Scan the records below and copy every line that contains the string "times".
---------- Provided entries
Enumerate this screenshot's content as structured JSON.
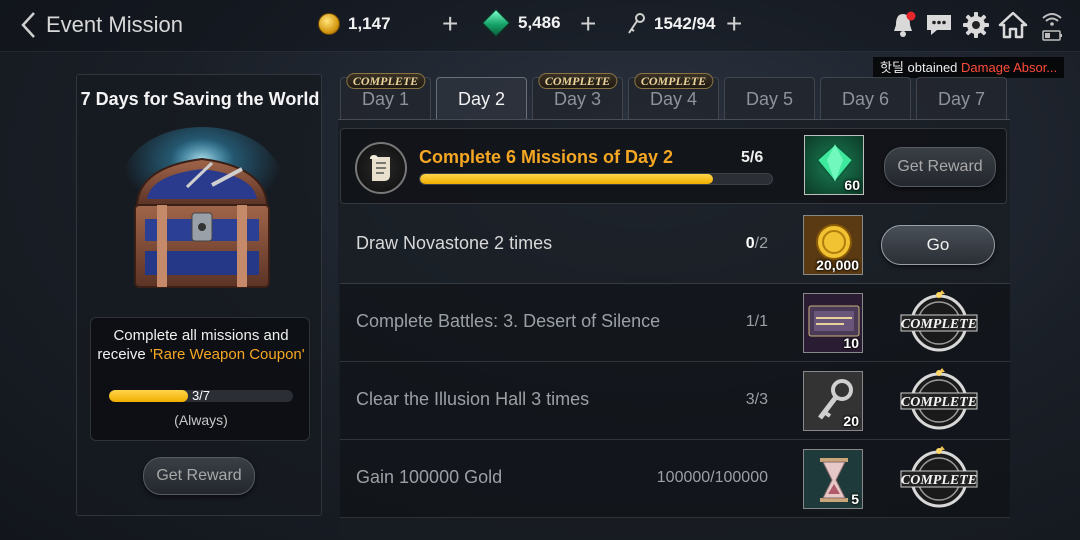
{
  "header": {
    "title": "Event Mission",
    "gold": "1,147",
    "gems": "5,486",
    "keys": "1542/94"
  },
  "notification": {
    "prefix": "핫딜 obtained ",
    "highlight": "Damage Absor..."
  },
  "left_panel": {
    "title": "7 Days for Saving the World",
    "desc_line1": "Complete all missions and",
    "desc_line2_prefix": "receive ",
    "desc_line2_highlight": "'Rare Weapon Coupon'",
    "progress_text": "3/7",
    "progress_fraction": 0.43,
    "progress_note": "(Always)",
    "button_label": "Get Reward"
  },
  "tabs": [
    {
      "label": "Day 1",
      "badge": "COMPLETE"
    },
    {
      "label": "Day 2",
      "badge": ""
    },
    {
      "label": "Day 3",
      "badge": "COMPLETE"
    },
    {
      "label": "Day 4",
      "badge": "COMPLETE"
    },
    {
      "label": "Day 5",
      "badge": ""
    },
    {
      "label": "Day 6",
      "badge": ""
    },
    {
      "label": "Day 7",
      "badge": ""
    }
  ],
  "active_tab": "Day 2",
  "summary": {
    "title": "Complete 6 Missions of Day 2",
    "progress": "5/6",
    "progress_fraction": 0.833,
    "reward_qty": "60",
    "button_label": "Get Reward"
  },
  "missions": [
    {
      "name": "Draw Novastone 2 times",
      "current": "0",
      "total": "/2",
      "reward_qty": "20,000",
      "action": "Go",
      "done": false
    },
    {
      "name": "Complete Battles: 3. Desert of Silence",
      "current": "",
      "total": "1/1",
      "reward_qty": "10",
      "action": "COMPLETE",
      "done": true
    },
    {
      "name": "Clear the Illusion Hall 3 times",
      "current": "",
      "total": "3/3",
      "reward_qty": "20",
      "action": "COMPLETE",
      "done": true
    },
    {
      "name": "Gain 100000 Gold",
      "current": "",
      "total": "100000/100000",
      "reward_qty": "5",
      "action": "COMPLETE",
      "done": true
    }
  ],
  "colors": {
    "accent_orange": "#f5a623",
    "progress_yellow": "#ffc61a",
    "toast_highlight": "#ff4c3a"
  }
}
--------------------
## Result of the task
      "name": "Draw Novastone 2 times",
      "name": "Clear the Illusion Hall 3 times",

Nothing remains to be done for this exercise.